  • Monthly benefit – this is the first consideration. Taking a look at the cost of care and the insured’s financials, a decision is made as to how much to self-insure.  Remember that any unused monthly benefit normally carries forward, so experts recommend short and fat policies vs. long and thin policies.  That’s because with a short, fat policy much more benefit would be collected if a lot of care wasn’t needed and the claim didn’t last for many years.
  • Elimination period – this refers to the number of days to wait before policy benefits start. With some policies, receipts for covered care out-of-pocket expenses must be shown during the elimination period.  This is similar to a deductible, such as is required for car insurance. Other policies define the elimination period as simply a waiting period, and will not require receipts for care during that time period. If a spouse, family members, or friends initially helped out with care at home, a policyholder wouldn’t need to show care receipts.
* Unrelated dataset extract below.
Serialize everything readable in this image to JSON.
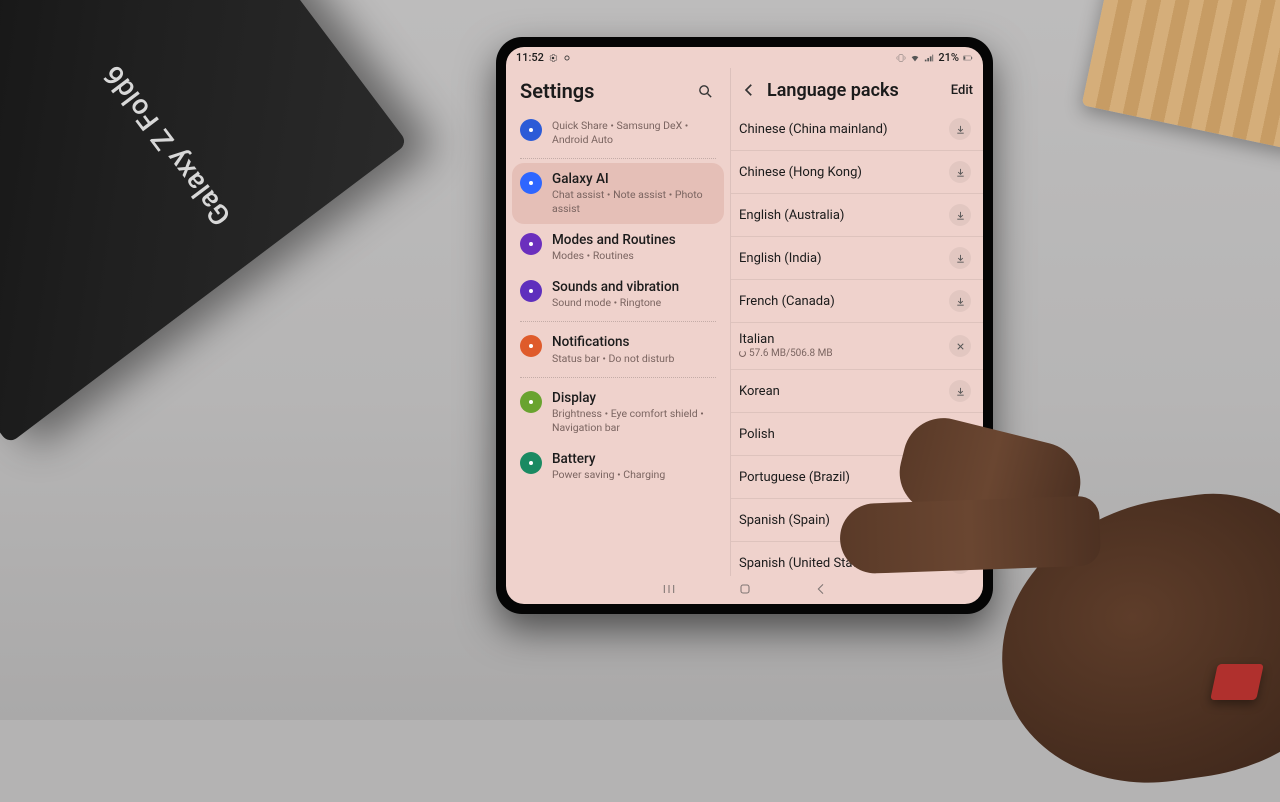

Remember, tax-qualified policies require that the need for care last at least 90 days for care to be covered.  So a 6-week recovery from an accident would not be covered even if someone had a 30 day elimination period on their LTC insurance policy.

  • Inflation – a policy with a high monthly benefit purchased today by a 55-year-old won’t look as attractive at claim time (typically 25+ years away) if inflation protection is not built-in. Including some form of inflation protection is important for most policies.
  • Benefit period – this is the number of years that the policy will pay for covered care once medical eligibility is met. If less of the specified monthly benefit is used when on claim, the policy would extend beyond the benefit period.
  • What’s the chassis? Traditional long term care insurance is still the gold standard for coverage. However, there are other options, such as asset-based or hybrid policies that may be more attractive to some people.  Whether premium funding is from cash flow, or from asset reposition can impact the recommended type of policy.

This simple overview of LTC insurance plan design is not intended to cover every design consideration.  A Long Term Care Insurance Specialist is the best person to assist in plan design to ensure the right policy is created for your unique situation.